- Colorado: Science
- Common Core State Standards for Mathematics: Math
- 1. Construct and interpret scatter plots for bivariate measurement data to investigate patterns of association between two quantities. Describe patterns such as clustering, outliers, positive or negative association, linear association, and nonlinear association. (Grade 8)  ...show
- International Technology and Engineering Educators Association: Technology
- Next Generation Science Standards: Science
- Evaluate competing design solutions using a systematic process to determine how well they meet the criteria and constraints of the problem. (Grades 6 - 8)  ...show
- Analyze data from tests to determine similarities and differences among several design solutions to identify the best characteristics of each that can be combined into a new solution to better meet the criteria for success. (Grades 6 - 8)  ...show
- Understand that compression and tension affect the stability of a structure
- Compare their model to others to understand why some models are stronger than others
- Use number sense to correlate the strength of a structure to the amount of weight it holds
- Understand why engineers consider tension and compression forces when designing and choosing the appropriate materials for a building or structure
- 20 unbroken pieces of uncooked, long pasta, such as spaghetti, linguine or fettuccini
- 30 small marshmallows
- Measuring tape or ruler
- Weights or small books
Before the Activity
- Copy a Standing Strong Worksheet for each group.
With the Students
- The object of this activity is to build a tower as high AND as strong as you can using only a limited supply of spaghetti (or linguine or fettuccini) and marshmallows. There are no step-by-step instructions for this project, only the constraints of limited resources! Students can do whatever they want with the materials to try to build a structure as tall, stable and strong as possible. The project can be made more difficult by adding more constraints such as fewer materials, a minimum height requirement, or a requirement to support at least a minimum weight for a given time. Let the student teams' imagination, creativity and ingenuity run wild.
- Hold a competition and give points for how tall the structure is as well as how much weight it can hold. A good way to comparatively measure the effectiveness of each structure is by having students take the load the structure can support and divide it by the weight of the structure. The higher this number, the more effective the structure. For example, 30g (maximum weight structure could hold) divided by 10g (weight of structure alone) = 3.
- Before testing the structures (see Figure 1), have students measure and record the height and weight of their structure.

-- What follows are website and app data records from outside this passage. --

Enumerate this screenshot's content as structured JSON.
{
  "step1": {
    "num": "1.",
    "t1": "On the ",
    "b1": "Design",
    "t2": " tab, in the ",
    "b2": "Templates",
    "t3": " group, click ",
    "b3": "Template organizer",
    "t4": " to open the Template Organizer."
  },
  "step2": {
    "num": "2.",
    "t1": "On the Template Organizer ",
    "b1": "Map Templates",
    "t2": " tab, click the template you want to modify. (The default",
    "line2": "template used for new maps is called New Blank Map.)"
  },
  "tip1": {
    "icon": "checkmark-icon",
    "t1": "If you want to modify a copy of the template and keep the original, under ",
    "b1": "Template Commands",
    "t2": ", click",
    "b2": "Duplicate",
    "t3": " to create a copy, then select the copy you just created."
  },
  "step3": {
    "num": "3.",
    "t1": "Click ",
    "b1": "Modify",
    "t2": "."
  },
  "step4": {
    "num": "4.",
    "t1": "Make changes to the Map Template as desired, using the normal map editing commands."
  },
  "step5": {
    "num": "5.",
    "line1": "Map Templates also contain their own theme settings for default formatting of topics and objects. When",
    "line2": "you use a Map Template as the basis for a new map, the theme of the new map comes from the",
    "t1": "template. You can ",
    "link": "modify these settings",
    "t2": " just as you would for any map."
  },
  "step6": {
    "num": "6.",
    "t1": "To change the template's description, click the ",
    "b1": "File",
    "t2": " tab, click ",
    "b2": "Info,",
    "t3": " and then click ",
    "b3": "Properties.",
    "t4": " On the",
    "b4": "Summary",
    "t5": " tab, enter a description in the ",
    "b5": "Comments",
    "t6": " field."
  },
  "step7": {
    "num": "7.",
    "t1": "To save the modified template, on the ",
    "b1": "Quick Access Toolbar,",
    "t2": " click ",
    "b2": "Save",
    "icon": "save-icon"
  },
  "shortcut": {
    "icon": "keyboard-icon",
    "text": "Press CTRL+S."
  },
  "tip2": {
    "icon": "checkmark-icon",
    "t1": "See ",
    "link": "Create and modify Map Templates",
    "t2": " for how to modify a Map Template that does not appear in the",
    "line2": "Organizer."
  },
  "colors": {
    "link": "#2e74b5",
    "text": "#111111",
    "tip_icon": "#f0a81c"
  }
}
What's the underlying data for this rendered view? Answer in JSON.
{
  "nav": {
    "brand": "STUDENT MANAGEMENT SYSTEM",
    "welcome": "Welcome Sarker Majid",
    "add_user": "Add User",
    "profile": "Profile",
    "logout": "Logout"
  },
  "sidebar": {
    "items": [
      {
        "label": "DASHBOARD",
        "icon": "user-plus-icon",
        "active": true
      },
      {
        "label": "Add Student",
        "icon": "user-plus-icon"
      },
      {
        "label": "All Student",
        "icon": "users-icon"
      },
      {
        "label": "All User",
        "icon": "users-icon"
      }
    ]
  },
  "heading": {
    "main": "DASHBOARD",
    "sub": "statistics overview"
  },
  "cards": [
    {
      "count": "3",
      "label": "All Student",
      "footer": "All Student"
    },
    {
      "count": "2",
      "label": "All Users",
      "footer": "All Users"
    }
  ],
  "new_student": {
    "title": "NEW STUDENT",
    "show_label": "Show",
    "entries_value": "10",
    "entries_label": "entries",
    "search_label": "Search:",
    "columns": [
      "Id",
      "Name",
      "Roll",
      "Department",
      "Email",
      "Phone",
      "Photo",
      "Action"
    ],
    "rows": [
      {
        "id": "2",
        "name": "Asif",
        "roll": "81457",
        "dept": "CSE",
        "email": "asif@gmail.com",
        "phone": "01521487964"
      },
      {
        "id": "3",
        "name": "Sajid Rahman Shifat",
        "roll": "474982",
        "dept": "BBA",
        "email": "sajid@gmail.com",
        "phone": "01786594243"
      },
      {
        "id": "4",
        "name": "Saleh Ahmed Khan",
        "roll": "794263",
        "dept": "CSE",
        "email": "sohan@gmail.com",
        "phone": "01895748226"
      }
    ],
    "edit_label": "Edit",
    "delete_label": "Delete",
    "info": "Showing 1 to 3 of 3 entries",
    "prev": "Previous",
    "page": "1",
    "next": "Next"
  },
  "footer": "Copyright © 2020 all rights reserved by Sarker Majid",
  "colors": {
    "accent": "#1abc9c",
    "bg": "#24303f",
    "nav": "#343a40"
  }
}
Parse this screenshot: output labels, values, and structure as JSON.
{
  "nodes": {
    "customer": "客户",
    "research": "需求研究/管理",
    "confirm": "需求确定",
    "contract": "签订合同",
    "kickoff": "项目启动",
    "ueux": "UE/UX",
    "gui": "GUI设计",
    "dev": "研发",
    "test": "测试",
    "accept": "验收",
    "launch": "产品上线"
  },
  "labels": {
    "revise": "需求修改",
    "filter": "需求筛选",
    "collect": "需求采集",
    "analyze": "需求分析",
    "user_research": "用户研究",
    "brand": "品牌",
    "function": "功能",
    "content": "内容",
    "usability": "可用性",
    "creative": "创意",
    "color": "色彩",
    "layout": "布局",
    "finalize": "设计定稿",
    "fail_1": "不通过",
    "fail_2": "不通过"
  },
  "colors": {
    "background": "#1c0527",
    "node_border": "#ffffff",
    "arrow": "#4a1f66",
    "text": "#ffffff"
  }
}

- How much weight does the structure support? Five grams? 10 grams? 20 grams? 30 grams? Have students record their structure's maximum weight held on the worksheet, and calculate the load to weight ratio for comparison purposes.
- As a class, graph the amount of weight each structure held vs. how much each structure weighed as well as the height of the structure. Discuss different trends and use the graph to lead in to the other discussion questions.
- After the competition, hold a class discussion:
- Have you ever built a tower? What did you use for the material(s)? How strong was it? How did you know it was/was not strong?
Activity Embedded Assessment
Chris Yakacki, Ben Heavner, Malinda Schaefer Zarske, Denise Carlson
© 2004 by Regents of the University of Colorado.
Integrated Teaching and Learning Program, College of Engineering, University of Colorado Boulder
Last modified: November 26, 2015